Hurricane Laura Could Become a COVID-19 Superspreader as Storm heads for Hotspots Texas and Louisiana

As weather-watchers warn residents on the Gulf Coast can expect "potentially catastrophic" damage from Hurricane Laura, scientists say large-scale evacuations may also cause a second major issue: a surge in COVID-19.

Tracking the massive storm currently heading in the direction of Texas and Louisiana, the National Weather Service (NWS) has forecast "life-threatening" conditions are now imminent—citing storm surges, flooding and winds that have topped 100 m.p.h.

It's latest advisory has warned the storm is "rapidly intensifying" and is expected to hit eastern Texas and Louisiana by tomorrow. "As Laura moves across the country, heavy rainfall will occur from the Gulf Coast, to the Mississippi Valley, and east into the Ohio Valley. Flooding and flash flooding is likely," officials said in one advisory.

Updates: See the latest warnings via the NWS website and its Twitter account.

Bracing for impact, more than 500,000 residents in the region—including Beaumont, Galveston, Port Arthur and Calcasieu Parish—have been told to flee their homes and seek shelter. According to the Associated Press, Texas officials have urged residents impacted to stay with family or in hotel rooms to avoid coming into contact with others and reduce the risk of contracting, or spreading, novel coronavirus.

"We are responding to Hurricane Laura while also responding to a pandemic," Texas Gov. Greg Abbott said in a news conference yesterday, CNBC reported.

"Just because a hurricane is coming to Texas does not mean COVID-19 either has or is going to leave Texas. COVID-19 is going to be in Texas throughout the course of the hurricane," he added, saying authorities are "fully aware" of the situation.

He said hundreds of busses will be used to help those who are evacuating and officials will aim to ensure distancing while making disinfectant equipment available.

COVID-19 has hit Texas hard, statistics from local health officials showing that it has logged over 586,000 confirmed cases and more than 11,000 deaths. In Louisiana, the disease has been tied to over 144,000 cases and at least 4,700 deaths.

With masses of residents forced on the move, there is a chance evacuees' "origin and destination counties" could see a rise in cases as a result, one recent study by scientists from Columbia University and Union of Concerned Scientists (UCS) suggested.

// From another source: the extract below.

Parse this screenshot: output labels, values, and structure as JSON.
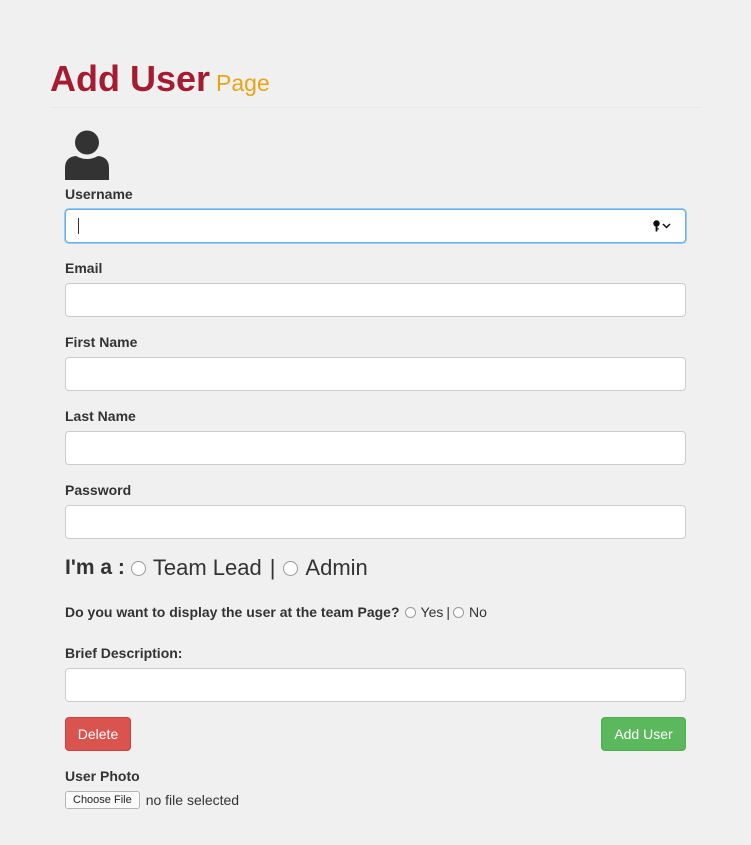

The paper, a version of which was released earlier this month, was the first to "quantify how hurricane evacuation may affect" COVID-19 cases in the U.S.

Researchers said they built a hypothetical evacuation in which residents of Palm Beach, Broward, Miami-Dade, and Monroe counties fled a Category 3 hurricane.

The study assumed 2.3 million people would leave the four counties and was based "on previous studies of evacuation compliance and behavior," the team said, noting that post-Hurricane Irma surveys were used to simulate where people would go.

The study, which is awaiting publication in a peer-reviewed journal but released as a pre-print, revealed an analysis of "historic evacuation patterns and virus transmission rates" indicated COVID-19 cases could spike by up to 61,000.

On the flip-side, however, if evacuated residents moved to areas with low transmission rates the study's data suggested additional cases could be kept under 10,000.

"Ultimately, the number of excess COVID-19 cases produced by the evacuation depends on the ability of destination counties to meet evacuee needs while minimizing virus exposure through public health directives," the pre-pint paper read.

"Many of the country's most hurricane-prone states have recently experienced some of the highest COVID-19 growth rates in the nation," commented one co-author, Kristy Dahl, a senior climate scientist at the Union of Concerned Scientists.

"In every scenario we analyzed, hurricane evacuations cause an increase in the number of COVID-19 cases. Minimizing that increase depends on getting people to destinations with low virus transmission rates and ensuring that those transmission rates stay low even when there's an influx of evacuees," Dahl added, according to a release.

In an online helpsheet, the Centers for Disease Control and Prevention (CDC) advises residents impacted by hurricanes to make a "go kit" including items that can protect against COVID-19, including hand sanitizers, disinfectant wipes and face masks.

Hurricane Laura
Residents wait to board a bus as residents evacuate ahead of Hurricane Laura at the Island Community Center on August 25, 2020 in Galveston, Texas. Hurricane Laura is expected to hit somewhere along the Gulf Coast late Wednesday and early Thursday. Callaghan O'Hare/Getty